July 3, 1863
My Dearest Sara,
I felt I had to write you today, after three of the bloodiest days I have ever witnessed. I must get it off my mind, and I might not even post this letter, lest you be terribly offended. But I feel I must unburden myself somehow.
Rumors have it that General Robert E. Lee and the Army of Northern Virginia suffered great losses, maybe one third of their forces dead, wounded or captured. The Union Army is said to have lost a good deal, maybe one quarter of their troops, but it is safe to say we won the battle of Gettysburg. Lee’s army is retreating back to the South and Mead’s men are elated. Finally, victory, and an important one.
It is sad to think that this particular battle may have been fought over something as simple as shoes. There was rumored to be a large supply of shoes in the town of Gettysburg and on July 1 an officer under Ewell’s command led his men there to confiscate these shoes. Unfortunately for them, they ran into the Union Army.
I was slightly wounded today, some shrapnel lacerating my arm. But don’t worry. The doctors have bandaged me up and say I will be fine, no permanent damage, and I take a bit of laudanum for the pain. Luckily my camera, which was caught in the crossfire suffered no harm.
I must admit that until now I had no real concept of the power our modern weaponry wields. The force of the injury knocked me clean off my feet. I think this experience will prove useful to me in my work.
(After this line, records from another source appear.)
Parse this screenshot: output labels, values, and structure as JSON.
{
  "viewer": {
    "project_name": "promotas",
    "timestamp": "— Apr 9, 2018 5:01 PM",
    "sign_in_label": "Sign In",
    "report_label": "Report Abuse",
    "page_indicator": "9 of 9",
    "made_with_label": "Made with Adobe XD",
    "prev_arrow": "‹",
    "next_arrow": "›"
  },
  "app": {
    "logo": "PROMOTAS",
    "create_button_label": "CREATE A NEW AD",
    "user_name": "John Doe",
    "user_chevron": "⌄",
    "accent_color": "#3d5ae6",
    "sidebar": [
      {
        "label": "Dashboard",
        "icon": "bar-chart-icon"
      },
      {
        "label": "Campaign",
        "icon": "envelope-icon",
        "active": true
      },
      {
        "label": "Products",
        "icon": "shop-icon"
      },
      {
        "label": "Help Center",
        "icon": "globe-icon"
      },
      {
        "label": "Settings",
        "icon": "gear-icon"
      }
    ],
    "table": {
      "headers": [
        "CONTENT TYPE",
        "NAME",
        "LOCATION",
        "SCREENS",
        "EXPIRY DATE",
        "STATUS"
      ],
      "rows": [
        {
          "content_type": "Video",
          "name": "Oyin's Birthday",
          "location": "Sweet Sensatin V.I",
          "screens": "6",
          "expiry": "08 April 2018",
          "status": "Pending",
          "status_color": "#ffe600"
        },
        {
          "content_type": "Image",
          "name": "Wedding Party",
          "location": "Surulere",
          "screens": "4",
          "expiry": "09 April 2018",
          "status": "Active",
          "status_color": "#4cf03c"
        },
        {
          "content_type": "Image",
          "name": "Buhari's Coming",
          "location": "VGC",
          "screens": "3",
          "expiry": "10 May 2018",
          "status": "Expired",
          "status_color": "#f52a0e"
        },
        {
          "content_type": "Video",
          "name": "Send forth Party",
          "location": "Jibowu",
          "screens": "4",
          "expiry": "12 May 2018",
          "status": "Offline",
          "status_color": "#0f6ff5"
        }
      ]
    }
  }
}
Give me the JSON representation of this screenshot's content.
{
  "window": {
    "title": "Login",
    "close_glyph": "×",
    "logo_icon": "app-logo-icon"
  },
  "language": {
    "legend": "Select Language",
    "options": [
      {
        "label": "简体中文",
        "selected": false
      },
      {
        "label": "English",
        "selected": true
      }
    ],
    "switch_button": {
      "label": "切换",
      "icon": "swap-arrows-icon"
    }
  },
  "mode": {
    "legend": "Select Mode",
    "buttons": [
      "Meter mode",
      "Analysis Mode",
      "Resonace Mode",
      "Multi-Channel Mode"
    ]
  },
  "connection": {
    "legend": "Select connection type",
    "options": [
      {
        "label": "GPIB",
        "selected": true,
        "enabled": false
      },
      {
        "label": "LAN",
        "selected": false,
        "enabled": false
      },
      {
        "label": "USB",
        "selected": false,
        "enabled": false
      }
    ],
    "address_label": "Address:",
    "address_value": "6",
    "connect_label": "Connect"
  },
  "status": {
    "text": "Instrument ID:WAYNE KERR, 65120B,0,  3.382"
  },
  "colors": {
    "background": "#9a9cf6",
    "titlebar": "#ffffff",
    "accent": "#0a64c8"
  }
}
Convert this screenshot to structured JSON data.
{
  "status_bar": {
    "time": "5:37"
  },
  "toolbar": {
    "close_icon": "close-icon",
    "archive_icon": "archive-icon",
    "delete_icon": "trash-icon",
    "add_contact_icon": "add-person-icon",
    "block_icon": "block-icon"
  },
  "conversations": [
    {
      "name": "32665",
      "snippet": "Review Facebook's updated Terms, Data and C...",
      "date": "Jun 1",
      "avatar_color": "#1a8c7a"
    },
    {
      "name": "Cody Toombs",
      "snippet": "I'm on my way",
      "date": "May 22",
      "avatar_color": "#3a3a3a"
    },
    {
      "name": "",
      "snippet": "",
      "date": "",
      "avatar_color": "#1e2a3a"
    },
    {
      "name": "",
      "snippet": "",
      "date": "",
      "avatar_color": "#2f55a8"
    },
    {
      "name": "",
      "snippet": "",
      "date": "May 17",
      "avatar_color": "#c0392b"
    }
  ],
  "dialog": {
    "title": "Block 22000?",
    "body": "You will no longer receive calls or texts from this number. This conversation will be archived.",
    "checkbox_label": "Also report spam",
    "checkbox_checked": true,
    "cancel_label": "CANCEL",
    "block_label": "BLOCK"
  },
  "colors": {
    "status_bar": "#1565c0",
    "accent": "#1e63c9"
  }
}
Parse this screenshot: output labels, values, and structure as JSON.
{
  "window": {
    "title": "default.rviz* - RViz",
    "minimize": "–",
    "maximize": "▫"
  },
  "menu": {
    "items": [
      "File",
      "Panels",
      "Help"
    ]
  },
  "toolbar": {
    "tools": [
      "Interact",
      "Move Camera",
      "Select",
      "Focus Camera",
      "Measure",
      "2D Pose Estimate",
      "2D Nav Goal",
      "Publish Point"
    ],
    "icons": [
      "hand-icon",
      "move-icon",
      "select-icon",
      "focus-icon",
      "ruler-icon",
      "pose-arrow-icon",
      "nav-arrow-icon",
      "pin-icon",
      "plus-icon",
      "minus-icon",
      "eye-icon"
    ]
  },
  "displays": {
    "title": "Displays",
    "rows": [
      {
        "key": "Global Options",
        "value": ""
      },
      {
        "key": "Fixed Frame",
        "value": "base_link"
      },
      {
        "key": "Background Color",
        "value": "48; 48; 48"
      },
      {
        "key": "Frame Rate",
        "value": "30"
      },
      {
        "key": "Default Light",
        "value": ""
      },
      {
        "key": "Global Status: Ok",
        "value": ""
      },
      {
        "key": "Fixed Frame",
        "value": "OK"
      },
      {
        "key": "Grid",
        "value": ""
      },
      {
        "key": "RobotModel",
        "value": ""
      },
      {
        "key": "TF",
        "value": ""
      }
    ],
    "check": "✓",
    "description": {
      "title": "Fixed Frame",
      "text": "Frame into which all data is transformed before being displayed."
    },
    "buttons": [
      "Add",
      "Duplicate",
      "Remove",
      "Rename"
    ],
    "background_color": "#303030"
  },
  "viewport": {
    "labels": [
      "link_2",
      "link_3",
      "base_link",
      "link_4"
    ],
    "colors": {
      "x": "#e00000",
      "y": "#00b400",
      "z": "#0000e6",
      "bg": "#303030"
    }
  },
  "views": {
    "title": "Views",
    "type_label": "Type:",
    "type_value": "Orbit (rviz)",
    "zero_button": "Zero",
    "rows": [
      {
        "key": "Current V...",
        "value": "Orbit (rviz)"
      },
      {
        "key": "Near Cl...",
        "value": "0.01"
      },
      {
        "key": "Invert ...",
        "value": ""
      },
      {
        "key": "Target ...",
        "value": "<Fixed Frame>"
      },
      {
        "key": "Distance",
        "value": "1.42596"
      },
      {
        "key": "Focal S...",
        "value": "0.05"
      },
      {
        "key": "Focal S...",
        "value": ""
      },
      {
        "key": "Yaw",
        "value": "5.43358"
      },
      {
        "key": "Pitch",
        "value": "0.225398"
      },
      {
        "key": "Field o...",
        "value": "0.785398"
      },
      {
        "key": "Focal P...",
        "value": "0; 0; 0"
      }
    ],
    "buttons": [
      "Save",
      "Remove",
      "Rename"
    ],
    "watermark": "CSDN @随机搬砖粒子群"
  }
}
The wound has not stopped me from working, however, although it is a bit difficult with one arm in a brace. I rely on my apprentice more. I’ve been busy photographing the town and its people. Now I’ll begin, once again, to shoot the battlefield remains. I am steeling myself to this task slowly, but have not made much progress.
Both Alex and Tim O’Sullivan–you remember, I mentioned this fine young man and competent photographer to you–will arrive in the next few days. I look forward to working with them.
Now, other gruesome scenes await my camera. Embalming surgeons, as they call themselves, have arrived. Although many of the dead soldiers are hastily buried where they fall, many end up in mass graves. Some are later exhumed and buried in military cemeteries, whether they’ve been identified or not– often with the headstone reading only: “A Union Soldier” or “A Confederate Soldier.” It is hard to imagine–dying in the name of one’s country but that country not even knowing your name.
On a lighter note, I have also photographed some of the Union soldiers and officers after the final skirmish, and they were truly in high spirits–dirty, sweaty, exhausted, some wounded, but all euphoric. There was optimism in the air and hope, hope that this war would soon end. But for now we must deal with the brutal aftermath of this battle. Hospital tents crowd the countryside and the small population of Gettysburg is inundated with the sick and wounded. I doubt this town will ever be the same.
Tomorrow is July 4. I wonder if anyone, in the midst of all this furor, will appreciate the irony that this day marks the eighty-seventh year of our nation’s birth.
I miss you, my dearest, and long to see you this Christmas. You are always in my thoughts as I pray I am in yours.
Yours ever truly,
While letter or diary writing is a device to take the reader back in time, it is an opportunity for the writer to truly bring the past alive. Ideas welcome.